Ephesians 6:21. The final words of Paul follow from this verse. We can say that love is the key issue of the final verses. In Ephesians 6:21-Song of Solomon : he speaks about love for one another; in Ephesians 6:23-Jeremiah : it is about the love of and for God and the Lord Jesus.

Paul was interested in all the believers, but he was also convinced that all the believers were interested in him. The idea that his situation was also of concern to others, is a great proof of love which filled his heart. He wants them to know how he is doing. Therefore he sends Tychicus to them. It is very likely that Tychicus has taken the letter, which Paul is now finalizing, with him. It is possible that Tychicus also had the letter for the church in Colossae (Colossians 4:7) with him.

Paul calls him “the beloved brother and faithful minister in the Lord”. That is a nice testimony. He functions as a link between Paul in prison and the believers elsewhere. Such people are scarce unfortunately. I hope that you want to be like Tychicus, that you want to be a ‘transmitter’ of the truth that you have learnt from Paul about the Lord Jesus. Your fellow believers shall appreciate you as a ‘beloved brother’. But you are not to tell them what they like to hear, as ‘a faithful servant in the Lord’ doesn’t do that. ‘A faithful servant in the Lord’ speaks of both pleasant and unpleasant truths; he reports “everything” that is entrusted to him.

Ephesians 6:22. Tychicus didn’t transmit cool statistic data. He was somebody who was fully involved with Paul and the other believers. In him also the feelings of Paul became visible for the believers. The Ephesians loved Paul, so they were also sad about his circumstances. Therefore they needed some consolation. Tychicus knew how Paul felt, how he was doing. He was the right man for this mission. Paul sent him because Tychicus was able to give solace to the hearts of the Ephesians. To be able to do this you have to be in sympathy with them.

Although the Ephesians probably didn’t know Tychicus, they wouldn’t need time to get acquainted first. The love of Tychicus for Paul and the love of the Ephesians for the same Paul would have been felt mutually. As soon as you or I talk with somebody, we also notice that that person loves the Lord Jesus when he loves the truths that are made known to us through the ministry of Paul. Thereby I especially think about the truths that are in connection with the heavenly blessings of the Christian and the unity between Christ and His church, which are wonderfully highlighted here.

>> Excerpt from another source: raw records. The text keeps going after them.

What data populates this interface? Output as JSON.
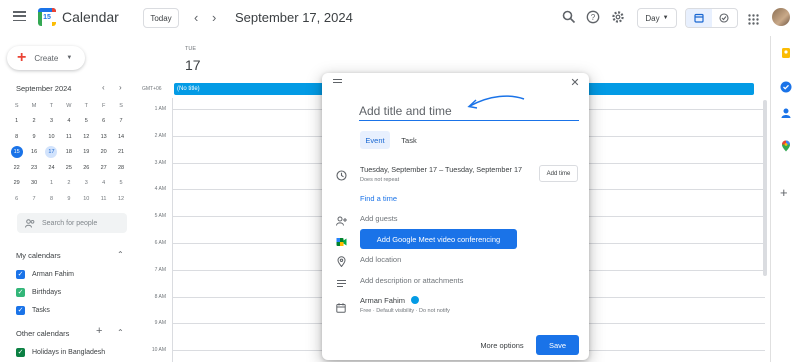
{
  "header": {
    "app_title": "Calendar",
    "logo_day": "15",
    "today_label": "Today",
    "date_title": "September 17, 2024",
    "view_label": "Day"
  },
  "sidebar": {
    "create_label": "Create",
    "mini_calendar": {
      "month_title": "September 2024",
      "weekday_headers": [
        "S",
        "M",
        "T",
        "W",
        "T",
        "F",
        "S"
      ],
      "weeks": [
        [
          "1",
          "2",
          "3",
          "4",
          "5",
          "6",
          "7"
        ],
        [
          "8",
          "9",
          "10",
          "11",
          "12",
          "13",
          "14"
        ],
        [
          "15",
          "16",
          "17",
          "18",
          "19",
          "20",
          "21"
        ],
        [
          "22",
          "23",
          "24",
          "25",
          "26",
          "27",
          "28"
        ],
        [
          "29",
          "30",
          "1",
          "2",
          "3",
          "4",
          "5"
        ],
        [
          "6",
          "7",
          "8",
          "9",
          "10",
          "11",
          "12"
        ]
      ],
      "selected_day": "15",
      "today_day": "17"
    },
    "search_people_placeholder": "Search for people",
    "my_calendars_title": "My calendars",
    "my_calendars": [
      {
        "name": "Arman Fahim",
        "color": "#1a73e8"
      },
      {
        "name": "Birthdays",
        "color": "#33b679"
      },
      {
        "name": "Tasks",
        "color": "#1a73e8"
      }
    ],
    "other_calendars_title": "Other calendars",
    "other_calendars": [
      {
        "name": "Holidays in Bangladesh",
        "color": "#0b8043"
      }
    ]
  },
  "day_view": {
    "weekday": "TUE",
    "day_number": "17",
    "timezone": "GMT+06",
    "all_day_event": "(No title)",
    "hours": [
      "1 AM",
      "2 AM",
      "3 AM",
      "4 AM",
      "5 AM",
      "6 AM",
      "7 AM",
      "8 AM",
      "9 AM",
      "10 AM"
    ]
  },
  "dialog": {
    "title_placeholder": "Add title and time",
    "tabs": [
      "Event",
      "Task"
    ],
    "date_range": "Tuesday, September 17  –  Tuesday, September 17",
    "repeat": "Does not repeat",
    "add_time_label": "Add time",
    "find_time_label": "Find a time",
    "add_guests_label": "Add guests",
    "meet_button_label": "Add Google Meet video conferencing",
    "add_location_label": "Add location",
    "add_description_label": "Add description or attachments",
    "owner_name": "Arman Fahim",
    "visibility_text": "Free · Default visibility · Do not notify",
    "more_options_label": "More options",
    "save_label": "Save"
  },
  "colors": {
    "accent": "#1a73e8",
    "event": "#039be5"
  }
}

Ephesians 6:23. His desire is that the “brethren” (the sisters are included) will experience the “peace … from God the Father and the Lord Jesus Christ” and also “love with faith”. In this time of so many divisions and confusion, pain and rejection, we heartily join in this desire. Let us pray that that desire may be fulfilled.

Love goes together with the confidence of faith here that He is above all circumstances and will fulfill His counsel and that there is nothing out of His control. The awareness of His love for us will strengthen our confidence in Him. In His love He will keep us.

Ephesians 6:24. To his previous wishes “grace” is now added. Grace is the basis of all life. If we stand in grace, then the awareness of the love from God the Father and the Lord Jesus for us will increase. And can our reaction be otherwise than a burning, unquenchable mutual love for the Lord Jesus Christ? We shall love Him more and more, together “with all” who also do.

What a joy such a reaction must be for Him, Who “loved the church and gave Himself for her”!

Now read Ephesians 6:18-24 again.

Reflection: How can other believers notice that you are interested in them?

Copyright Statement
Kingcomments on the Whole Bible © 2021 Author: G. de Koning. All rights reserved. Used with the permission of the author
No part of the publications may be reproduced, stored in a retrieval system, or transmitted, in any form, by any means, electronic, mechanical, photocopying, recording or otherwise without the prior permission of the author.
Bibliographical Information
de Koning, Ger. Commentaar op Ephesians 6". "Kingcomments on the Whole Bible". https://www.studylight.org/commentaries/eng/kng/ephesians-6.html. 'Stichting Titus' / 'Stichting Uitgeverij Daniƫl', Zwolle, Nederland. 2021.